* _YOUR INSTRUCTIONS_:
Out of the data below, copy every line with the string "detected".

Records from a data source
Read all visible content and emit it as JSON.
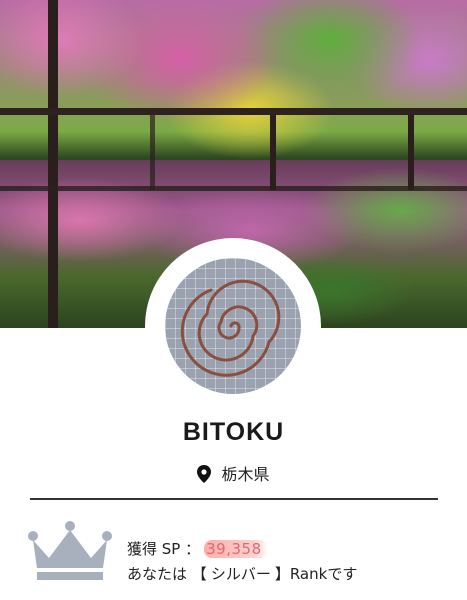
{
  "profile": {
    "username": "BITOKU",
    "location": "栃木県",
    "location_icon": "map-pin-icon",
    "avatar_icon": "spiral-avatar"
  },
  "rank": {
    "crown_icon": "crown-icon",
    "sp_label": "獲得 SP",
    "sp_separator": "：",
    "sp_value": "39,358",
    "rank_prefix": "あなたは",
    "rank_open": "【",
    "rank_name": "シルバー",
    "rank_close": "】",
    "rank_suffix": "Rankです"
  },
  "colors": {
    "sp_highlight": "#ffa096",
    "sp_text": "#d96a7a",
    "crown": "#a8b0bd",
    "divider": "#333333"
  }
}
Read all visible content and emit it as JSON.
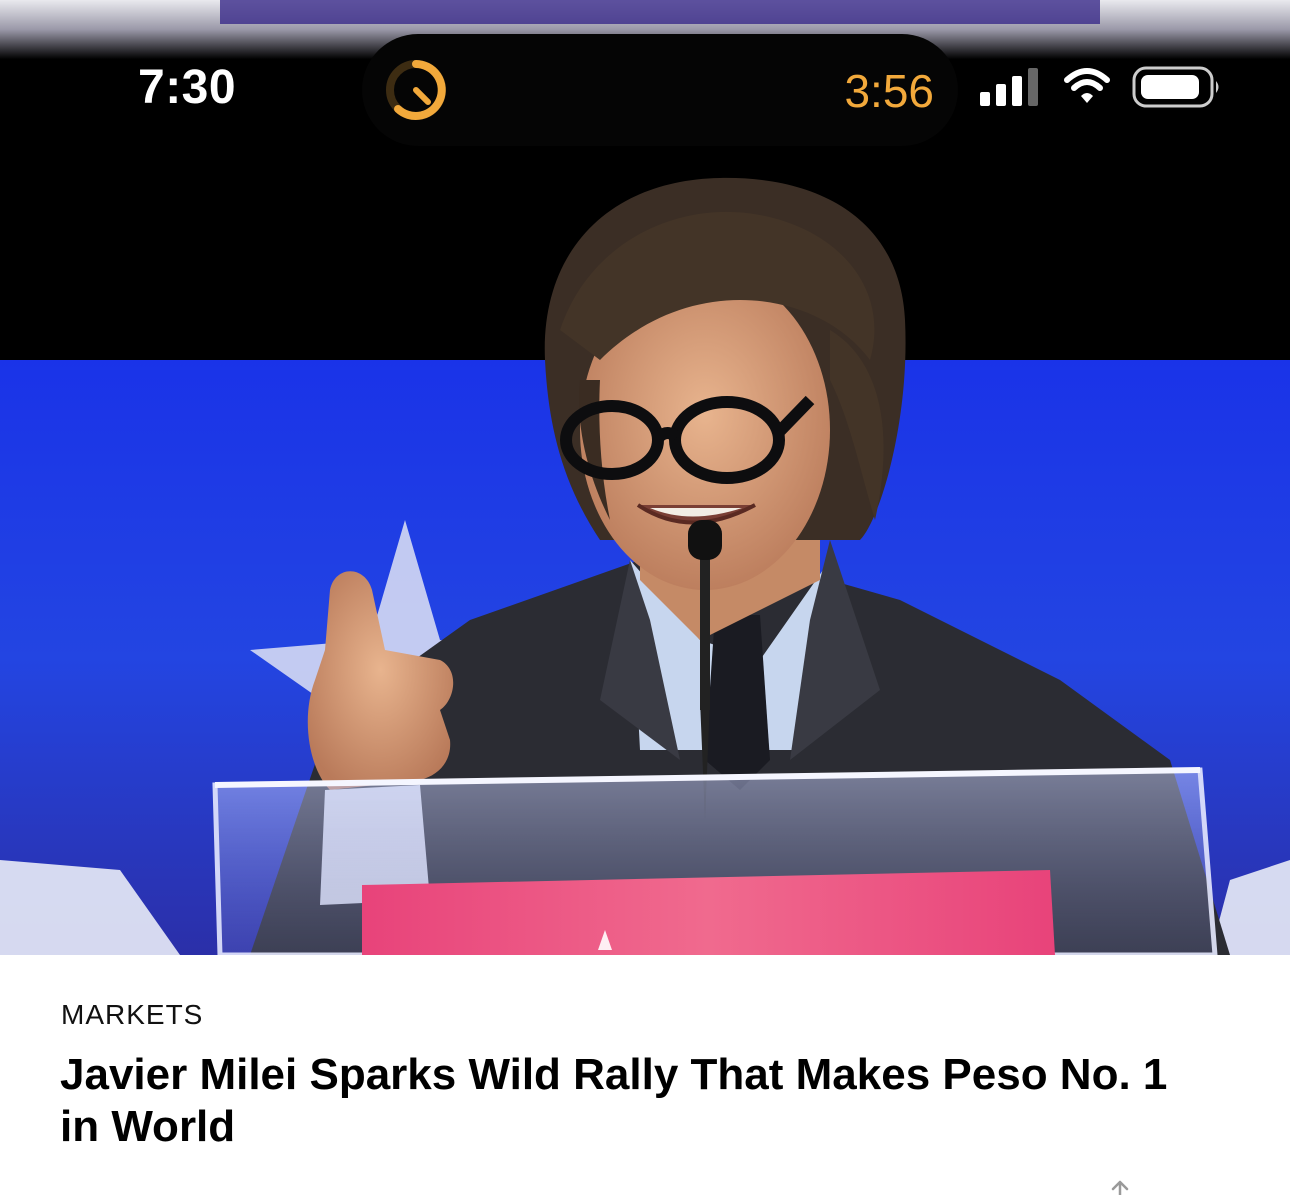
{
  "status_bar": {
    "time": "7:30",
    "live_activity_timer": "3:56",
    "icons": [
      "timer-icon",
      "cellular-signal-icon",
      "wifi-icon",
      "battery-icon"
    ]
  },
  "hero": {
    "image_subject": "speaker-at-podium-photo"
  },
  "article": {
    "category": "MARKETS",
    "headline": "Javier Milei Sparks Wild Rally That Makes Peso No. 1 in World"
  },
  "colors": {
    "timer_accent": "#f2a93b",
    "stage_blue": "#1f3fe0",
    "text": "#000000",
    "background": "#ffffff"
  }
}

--

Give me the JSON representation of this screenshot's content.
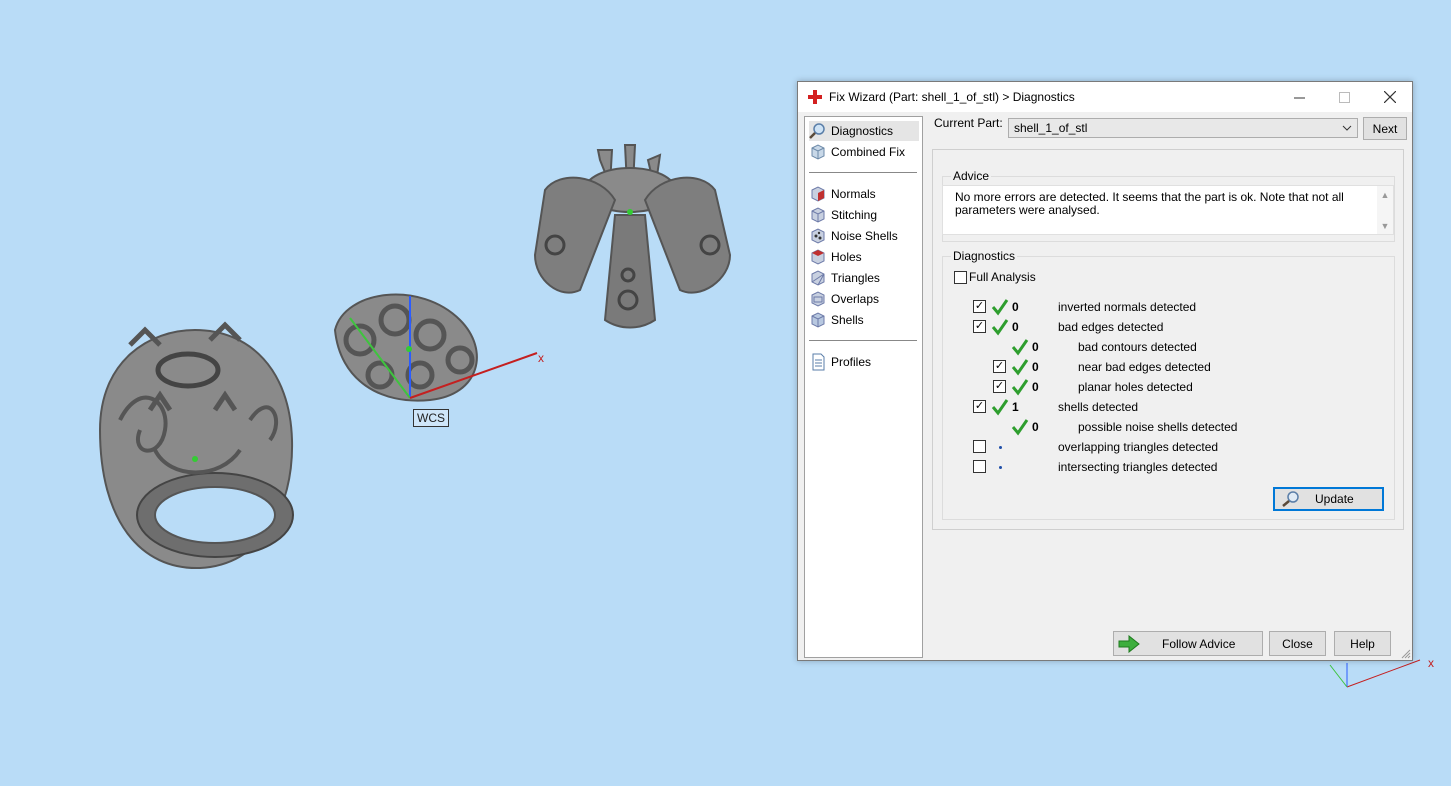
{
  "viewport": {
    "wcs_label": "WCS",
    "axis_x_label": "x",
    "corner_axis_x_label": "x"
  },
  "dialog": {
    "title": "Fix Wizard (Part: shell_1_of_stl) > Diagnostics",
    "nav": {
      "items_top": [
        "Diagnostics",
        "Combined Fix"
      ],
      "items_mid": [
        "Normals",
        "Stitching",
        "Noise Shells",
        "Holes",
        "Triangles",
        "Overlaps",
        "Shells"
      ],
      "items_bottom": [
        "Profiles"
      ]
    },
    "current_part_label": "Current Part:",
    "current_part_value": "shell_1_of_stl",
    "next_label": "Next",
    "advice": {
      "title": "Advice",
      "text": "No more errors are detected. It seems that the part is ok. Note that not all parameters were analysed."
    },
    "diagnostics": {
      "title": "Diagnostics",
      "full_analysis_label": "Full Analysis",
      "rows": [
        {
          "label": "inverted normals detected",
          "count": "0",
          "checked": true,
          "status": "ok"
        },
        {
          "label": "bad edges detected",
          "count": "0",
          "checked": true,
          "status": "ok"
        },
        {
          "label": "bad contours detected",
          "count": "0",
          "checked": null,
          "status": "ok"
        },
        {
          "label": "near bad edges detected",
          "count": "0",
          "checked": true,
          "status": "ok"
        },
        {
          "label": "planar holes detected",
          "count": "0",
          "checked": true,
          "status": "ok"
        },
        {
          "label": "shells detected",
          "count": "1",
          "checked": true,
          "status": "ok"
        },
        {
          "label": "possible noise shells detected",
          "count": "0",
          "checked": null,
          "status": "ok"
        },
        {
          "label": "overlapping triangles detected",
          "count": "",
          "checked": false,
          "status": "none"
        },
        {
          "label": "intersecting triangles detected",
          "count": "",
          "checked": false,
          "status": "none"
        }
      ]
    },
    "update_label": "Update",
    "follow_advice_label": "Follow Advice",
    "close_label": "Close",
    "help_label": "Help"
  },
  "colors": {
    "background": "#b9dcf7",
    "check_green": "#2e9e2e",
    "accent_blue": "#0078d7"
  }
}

* _EXPECTED OUTPUT_:
      "text": "No more errors are detected. It seems that the part is ok. Note that not all parameters were analysed."
          "label": "inverted normals detected",
          "label": "bad edges detected",
          "label": "bad contours detected",
          "label": "near bad edges detected",
          "label": "planar holes detected",
          "label": "shells detected",
          "label": "possible noise shells detected",
          "label": "overlapping triangles detected",
          "label": "intersecting triangles detected",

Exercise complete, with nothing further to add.